i couldn't agree more, i really cant get enough and cant stop playing theres never a day goes by i don't play my uke or if i for some reason i haven't been able to get to my uke i get withdrawal symptoms. its basically taking over my life.

specialmike
08-08-2009, 03:12 PM
Stay away from people with really nice ukes :) If you don't, you'll end up dropping some big bucks on an ukulele of equal quality. haha

grappler
08-08-2009, 03:22 PM
try to learn more songs.
i need to stop repeating songs.

Ahnko Honu
08-08-2009, 04:10 PM
I wish I could have foreseen my Dad's Kamaka pineapple getting ripped off, and preventing it from happening.

rclifford13
08-08-2009, 09:14 PM
I wish I'd always tried to figure out songs by ear instead of googling the chords. The skill comes in immensely useful when working with other musicians.
I wish I'd been able to control my UAS and only buy instruments I really needed.
Most of all, I wish I'd known about UU from the very start!

RonS
08-09-2009, 02:44 AM
I wish I'd always tried to figure out songs by ear instead of googling the chords.

+2

Its never to late to start

micromue
08-09-2009, 11:32 PM
ALWAYS carry a uke on your travels. They like it abroad!

scooch
08-10-2009, 03:29 AM
5 or 10 minutes practice a day is more valuable than doing two hours straight once a fortnight! :o

Reno Dave
08-10-2009, 04:12 AM
I was just thinking about this very subject yesterday. I am self taught and have only been playing since last December but have made considerable advancements. With that being said, I wish I would have known earlier about finger warm up excercises and simple scales as shown in "Uke Minutes". I do this daily now before I start my practice sessions. It really helps.
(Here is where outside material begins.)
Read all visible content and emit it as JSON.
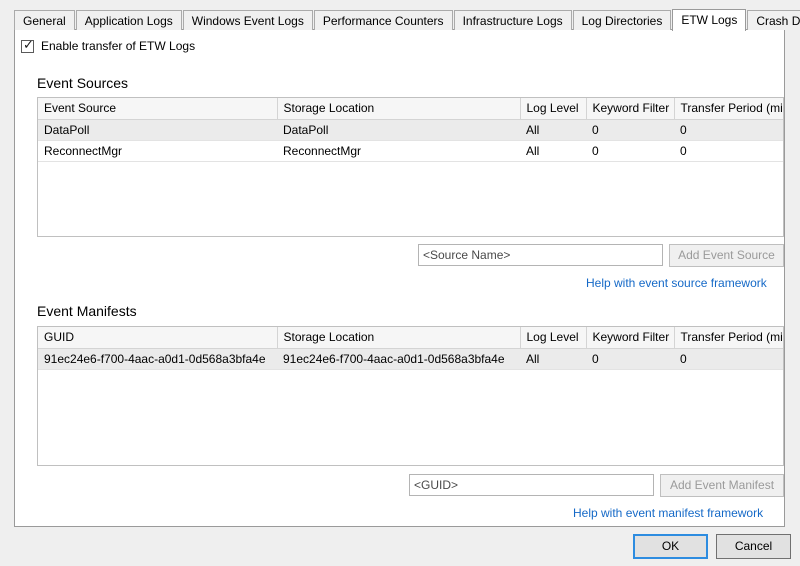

uke552
08-10-2009, 04:28 AM
I wish I would have known that UAS is a common disease among folks on this board. It would have saved me $$ in doctors bills and medical research ($$ that I could have used to buy more ukes........yes, more ukes.......need one more.....)